Search the records for the word "icon" and report each line that has it.

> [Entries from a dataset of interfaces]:

* * *

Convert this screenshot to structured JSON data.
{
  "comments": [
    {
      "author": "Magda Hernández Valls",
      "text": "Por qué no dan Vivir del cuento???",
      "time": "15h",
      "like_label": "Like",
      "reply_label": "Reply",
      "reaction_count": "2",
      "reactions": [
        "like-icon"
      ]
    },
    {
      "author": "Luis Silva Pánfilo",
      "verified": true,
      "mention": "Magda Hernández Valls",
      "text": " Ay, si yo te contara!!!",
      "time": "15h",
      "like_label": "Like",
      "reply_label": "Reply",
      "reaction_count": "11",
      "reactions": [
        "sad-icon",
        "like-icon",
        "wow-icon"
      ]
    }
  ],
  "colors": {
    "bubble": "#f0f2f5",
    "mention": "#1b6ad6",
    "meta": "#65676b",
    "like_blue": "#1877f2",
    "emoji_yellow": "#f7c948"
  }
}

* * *

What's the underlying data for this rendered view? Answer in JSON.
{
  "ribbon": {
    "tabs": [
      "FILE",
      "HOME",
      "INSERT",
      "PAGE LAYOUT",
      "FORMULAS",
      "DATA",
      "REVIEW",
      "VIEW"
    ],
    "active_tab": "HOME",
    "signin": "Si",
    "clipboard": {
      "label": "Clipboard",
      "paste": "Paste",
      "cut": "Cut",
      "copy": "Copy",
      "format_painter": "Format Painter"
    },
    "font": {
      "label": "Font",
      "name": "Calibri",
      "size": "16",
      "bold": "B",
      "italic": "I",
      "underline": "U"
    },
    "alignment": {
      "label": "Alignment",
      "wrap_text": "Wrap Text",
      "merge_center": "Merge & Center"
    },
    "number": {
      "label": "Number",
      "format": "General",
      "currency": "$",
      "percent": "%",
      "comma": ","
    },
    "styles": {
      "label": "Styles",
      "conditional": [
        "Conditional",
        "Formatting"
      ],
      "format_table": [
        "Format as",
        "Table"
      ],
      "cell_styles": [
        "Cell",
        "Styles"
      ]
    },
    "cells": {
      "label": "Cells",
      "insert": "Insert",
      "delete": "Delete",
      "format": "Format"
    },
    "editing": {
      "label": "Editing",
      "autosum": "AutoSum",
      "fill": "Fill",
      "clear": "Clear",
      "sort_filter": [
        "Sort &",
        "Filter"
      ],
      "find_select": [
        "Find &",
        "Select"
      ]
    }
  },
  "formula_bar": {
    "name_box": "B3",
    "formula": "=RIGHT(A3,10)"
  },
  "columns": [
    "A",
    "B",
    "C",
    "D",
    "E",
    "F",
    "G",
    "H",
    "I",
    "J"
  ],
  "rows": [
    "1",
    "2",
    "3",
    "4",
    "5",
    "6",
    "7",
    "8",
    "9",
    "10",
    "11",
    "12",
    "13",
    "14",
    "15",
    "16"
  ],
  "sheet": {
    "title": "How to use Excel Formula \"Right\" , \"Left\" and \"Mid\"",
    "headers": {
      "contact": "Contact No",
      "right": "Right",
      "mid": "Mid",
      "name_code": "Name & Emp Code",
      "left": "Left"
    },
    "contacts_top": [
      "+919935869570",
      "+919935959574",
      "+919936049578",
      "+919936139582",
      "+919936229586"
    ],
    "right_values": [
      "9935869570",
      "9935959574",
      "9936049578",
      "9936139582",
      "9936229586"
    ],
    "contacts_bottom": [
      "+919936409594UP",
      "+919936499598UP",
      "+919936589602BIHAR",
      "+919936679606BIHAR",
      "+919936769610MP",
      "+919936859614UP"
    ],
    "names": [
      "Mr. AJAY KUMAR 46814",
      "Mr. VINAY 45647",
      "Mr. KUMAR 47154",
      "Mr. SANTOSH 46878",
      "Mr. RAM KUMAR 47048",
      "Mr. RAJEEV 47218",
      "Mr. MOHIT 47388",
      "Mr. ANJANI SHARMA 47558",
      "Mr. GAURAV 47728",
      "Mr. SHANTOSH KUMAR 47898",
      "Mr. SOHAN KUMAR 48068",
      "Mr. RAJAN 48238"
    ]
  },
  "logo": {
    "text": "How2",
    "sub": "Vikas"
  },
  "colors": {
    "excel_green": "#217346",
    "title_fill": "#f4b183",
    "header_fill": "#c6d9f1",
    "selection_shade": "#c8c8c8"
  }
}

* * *

> [Solution for this task]:
        "like-icon"
        "sad-icon",
        "like-icon",
        "wow-icon"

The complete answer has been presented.